EXERCISE BRIEF: Look through the records and copy each line that has "JSON" in it.

EXERCISE INPUTS:
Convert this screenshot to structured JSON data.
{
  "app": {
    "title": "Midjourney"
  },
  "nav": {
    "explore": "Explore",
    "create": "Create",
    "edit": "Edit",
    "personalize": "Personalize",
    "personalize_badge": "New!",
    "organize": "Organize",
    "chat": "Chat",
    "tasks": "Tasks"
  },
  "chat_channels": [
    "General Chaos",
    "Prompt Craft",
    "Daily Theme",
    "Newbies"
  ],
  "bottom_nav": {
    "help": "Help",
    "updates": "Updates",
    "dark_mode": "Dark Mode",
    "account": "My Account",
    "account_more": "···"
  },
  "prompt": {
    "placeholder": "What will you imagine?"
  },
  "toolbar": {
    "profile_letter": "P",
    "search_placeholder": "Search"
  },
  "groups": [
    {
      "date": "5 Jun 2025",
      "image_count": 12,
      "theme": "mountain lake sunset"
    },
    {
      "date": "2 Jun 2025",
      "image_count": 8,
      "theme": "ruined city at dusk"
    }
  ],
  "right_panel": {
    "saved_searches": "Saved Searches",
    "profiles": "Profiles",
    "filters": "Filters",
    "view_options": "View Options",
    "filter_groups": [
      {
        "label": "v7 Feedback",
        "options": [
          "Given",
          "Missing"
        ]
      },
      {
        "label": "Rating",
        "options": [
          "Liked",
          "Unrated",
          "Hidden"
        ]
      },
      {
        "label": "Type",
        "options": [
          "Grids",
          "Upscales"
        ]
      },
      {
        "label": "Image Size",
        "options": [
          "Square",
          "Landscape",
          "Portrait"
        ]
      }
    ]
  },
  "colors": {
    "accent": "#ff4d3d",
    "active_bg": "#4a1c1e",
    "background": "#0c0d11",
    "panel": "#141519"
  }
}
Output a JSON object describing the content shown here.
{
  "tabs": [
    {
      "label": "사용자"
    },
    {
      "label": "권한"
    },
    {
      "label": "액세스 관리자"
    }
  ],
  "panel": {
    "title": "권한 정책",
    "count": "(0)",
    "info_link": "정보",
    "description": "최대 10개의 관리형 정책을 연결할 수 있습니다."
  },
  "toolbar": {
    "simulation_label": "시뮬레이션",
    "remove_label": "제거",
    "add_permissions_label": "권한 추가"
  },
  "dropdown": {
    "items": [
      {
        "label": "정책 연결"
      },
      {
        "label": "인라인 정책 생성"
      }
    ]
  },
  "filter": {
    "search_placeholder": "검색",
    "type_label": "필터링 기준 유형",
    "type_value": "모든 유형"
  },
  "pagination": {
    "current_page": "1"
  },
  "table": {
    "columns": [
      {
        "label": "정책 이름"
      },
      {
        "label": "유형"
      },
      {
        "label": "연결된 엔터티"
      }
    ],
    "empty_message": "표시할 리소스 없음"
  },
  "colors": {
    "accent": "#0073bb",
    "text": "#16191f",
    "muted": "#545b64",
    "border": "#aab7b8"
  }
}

FINISHED TASK:
Convert this screenshot to structured JSON data.
Output a JSON object describing the content shown here.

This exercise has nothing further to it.